Lawn Patrol: Renovate or Redo Your Lawn Landscaping?
2011, Dorling Kindersley Limited
I’d been battling weeds in my lawn for years. I’d had some success digging up weeds, overseeding and patching bare spots, but the daily car drive past my neighbor’s yard with nary a blade of grass out of place reminded me I had a long way to go before reality matched my vision of a lush lawn. This was my first home, and the battlefield was a hodgepodge of various grasses and weeds that had several years’ head start by the time I moved in. Progress was slow — too slow for me.
I’d come to a point where I had a decision to make: continue to renovate my lawn or rip it out and start from bare dirt.
How to make that choice is a topic that Wendy Wilber, an environmental horticulture agent, says comes up a lot during her “turf boot camp” class. In that class she teaches Alachua County, Florida, residents how to win the battle with weeds. “Lawns are a big investment,” says Wilber. “They’re really a point of pride for a lot of people, even if it’s a small lawn.”

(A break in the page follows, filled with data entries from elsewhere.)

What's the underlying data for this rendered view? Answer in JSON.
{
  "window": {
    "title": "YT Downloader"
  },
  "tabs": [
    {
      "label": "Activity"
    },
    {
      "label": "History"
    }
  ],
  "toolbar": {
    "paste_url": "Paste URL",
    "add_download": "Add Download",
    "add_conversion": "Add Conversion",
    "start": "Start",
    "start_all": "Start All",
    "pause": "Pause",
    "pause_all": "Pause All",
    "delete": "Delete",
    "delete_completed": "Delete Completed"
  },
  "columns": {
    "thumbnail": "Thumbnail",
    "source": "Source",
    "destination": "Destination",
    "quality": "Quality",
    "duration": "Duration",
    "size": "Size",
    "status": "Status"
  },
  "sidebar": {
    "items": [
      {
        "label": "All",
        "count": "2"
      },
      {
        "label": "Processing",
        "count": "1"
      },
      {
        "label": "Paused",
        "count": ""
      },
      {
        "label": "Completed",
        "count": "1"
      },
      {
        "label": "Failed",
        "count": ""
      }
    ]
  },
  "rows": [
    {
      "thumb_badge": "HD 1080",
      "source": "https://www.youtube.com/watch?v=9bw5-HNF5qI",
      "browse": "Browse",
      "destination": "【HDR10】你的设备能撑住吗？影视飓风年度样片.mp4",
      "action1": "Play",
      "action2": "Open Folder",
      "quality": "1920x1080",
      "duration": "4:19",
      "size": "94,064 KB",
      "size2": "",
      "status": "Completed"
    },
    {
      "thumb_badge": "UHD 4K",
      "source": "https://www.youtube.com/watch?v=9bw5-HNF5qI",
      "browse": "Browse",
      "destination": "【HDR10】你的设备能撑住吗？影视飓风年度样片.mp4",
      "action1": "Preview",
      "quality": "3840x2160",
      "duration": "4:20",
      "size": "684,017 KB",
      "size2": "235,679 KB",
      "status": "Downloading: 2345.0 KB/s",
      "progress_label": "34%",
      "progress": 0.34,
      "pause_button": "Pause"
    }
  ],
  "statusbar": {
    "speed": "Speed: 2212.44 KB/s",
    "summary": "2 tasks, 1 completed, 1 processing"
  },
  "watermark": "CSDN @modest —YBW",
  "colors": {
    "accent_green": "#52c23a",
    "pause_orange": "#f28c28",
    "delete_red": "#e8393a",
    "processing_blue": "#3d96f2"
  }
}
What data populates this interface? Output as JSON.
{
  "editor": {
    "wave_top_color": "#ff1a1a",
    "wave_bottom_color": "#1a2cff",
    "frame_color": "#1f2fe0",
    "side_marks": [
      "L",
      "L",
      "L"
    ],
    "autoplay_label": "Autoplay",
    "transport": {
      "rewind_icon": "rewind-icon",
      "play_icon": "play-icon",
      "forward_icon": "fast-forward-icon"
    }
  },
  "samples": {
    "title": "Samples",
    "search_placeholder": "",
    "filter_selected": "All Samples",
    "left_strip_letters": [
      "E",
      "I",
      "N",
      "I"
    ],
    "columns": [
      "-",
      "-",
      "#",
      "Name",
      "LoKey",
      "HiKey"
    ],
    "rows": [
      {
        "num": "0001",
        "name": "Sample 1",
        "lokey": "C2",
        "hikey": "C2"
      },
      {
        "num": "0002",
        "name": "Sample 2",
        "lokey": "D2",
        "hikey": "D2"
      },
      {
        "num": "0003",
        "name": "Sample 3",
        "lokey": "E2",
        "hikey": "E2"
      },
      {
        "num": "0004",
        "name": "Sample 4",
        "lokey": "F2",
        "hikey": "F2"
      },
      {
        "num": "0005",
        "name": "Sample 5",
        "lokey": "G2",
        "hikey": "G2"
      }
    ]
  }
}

So, which approach should you take? The first step toward deciding whether to slowly rehab your lawn or start over, says Wilber, is figuring out why your lawn is failing. Could there be a problem with soil pH? Is there a drainage issue that might make growing grass difficult or impossible without re-routing the water? Does your lawn get enough sunlight? Contact your local extension agent for help answering these questions. You might learn you need to grow a different type of grass entirely. Consult with your extension agent on what type of grass will work best in your situation. Or you might want to put in a flower bed instead. Or maybe your lawn just needs a little TLC.
“If yours is just a lawn gone bad due to neglect, then maybe lawn renovation is the way to go,” says Wilber.
Something else to consider: What percentage of your lawn is struggling? Renovating a lawn clearly takes some work. But completely replacing a lawn can cost big bucks. Of course you’ll want to factor in the size of your lawn, but Wilber suggests you might want to go with a complete redo if more than half of your grass has weeds or bare spots.
If you decide on a redo, give your lawn the best chance for success by removing the existing grass and weeds completely, either with a quality herbicide or an alternative such as using plastic to smother what’s below.
Think about how much time you realistically will be able to devote to caring for your lawn, both while it’s establishing itself and afterward. If you have limited time or travel frequently, you may want to consider hiring a pro to help you keep a lawn care schedule.
Consider laying your new sod during the cooler months when it won’t dry out as quickly. And buy a quality sod even if it costs a little more, says Wilber.
In my case, I decided to dig up my entire lawn and start from scratch. A few weeks later, I had a brand new, green carpet of lush fescue. It was beautiful…
Then we moved into a house down the street.